BUDAPEST, Oct. 9 — In his first public remarks since quitting last week as chief executive of the Internet phone company Skype, Niklas Zennstrom said Tuesday that he had no regrets about his handling of the company but conceded that he might have tried to squeeze money out of it too quickly.
EBay, the online auction company that paid $2.6 billion for Skype in 2005, said last week that it would take a $1.43 billion charge for the service.
EBay has retained Mr. Zennstrom as Skype’s nonexecutive chairman. Michael van Swaaij, eBay’s chief strategy officer, will fill in as chief executive until a permanent successor is hired.

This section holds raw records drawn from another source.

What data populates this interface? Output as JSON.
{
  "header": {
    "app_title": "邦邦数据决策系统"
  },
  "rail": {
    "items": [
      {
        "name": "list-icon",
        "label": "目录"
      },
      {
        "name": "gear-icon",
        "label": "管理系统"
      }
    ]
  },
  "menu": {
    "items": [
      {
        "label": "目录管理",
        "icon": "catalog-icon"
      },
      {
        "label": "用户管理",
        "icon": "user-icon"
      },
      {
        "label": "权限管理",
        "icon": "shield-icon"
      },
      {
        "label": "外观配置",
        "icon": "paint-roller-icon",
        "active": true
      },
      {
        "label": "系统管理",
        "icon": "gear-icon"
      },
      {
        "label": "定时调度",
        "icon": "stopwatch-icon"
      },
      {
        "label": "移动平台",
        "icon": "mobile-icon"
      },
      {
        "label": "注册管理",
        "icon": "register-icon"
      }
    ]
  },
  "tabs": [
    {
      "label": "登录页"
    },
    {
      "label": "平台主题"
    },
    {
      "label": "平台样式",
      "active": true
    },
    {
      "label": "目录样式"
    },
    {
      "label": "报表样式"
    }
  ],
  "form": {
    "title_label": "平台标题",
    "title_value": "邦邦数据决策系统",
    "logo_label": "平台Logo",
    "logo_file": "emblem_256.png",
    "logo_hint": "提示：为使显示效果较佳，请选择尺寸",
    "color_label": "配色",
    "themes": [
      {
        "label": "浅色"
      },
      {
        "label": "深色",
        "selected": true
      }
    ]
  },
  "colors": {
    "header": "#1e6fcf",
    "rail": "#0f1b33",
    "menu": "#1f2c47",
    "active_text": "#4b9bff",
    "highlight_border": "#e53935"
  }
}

The write-down was widely seen as a concession that eBay had overpaid for Skype, but Mr. Zennstrom, a Swede who was a co-founder of the company in 2003, defended its value.
In the second quarter, revenue grew 100 percent from a year earlier, to $90 million, and the company recorded a profit in the first quarter, he said.
About 220 million people, most of them outside the United States, are registered with Skype, which uses the Internet to carry phone conversations between personal computers.
“It’s not like it’s been overtaken by Microsoft or Google or Yahoo,” Mr. Zennstrom said at a technology conference here. “Over the longer term, I think it’s going to turn out to be a good business.”
Revenue and earnings projections made by Skype executives before the sale to eBay turned out to be “a bit front-loaded,” he said.
“Sometimes I feel like we tried to monetize too rapidly,” Mr. Zennstrom said.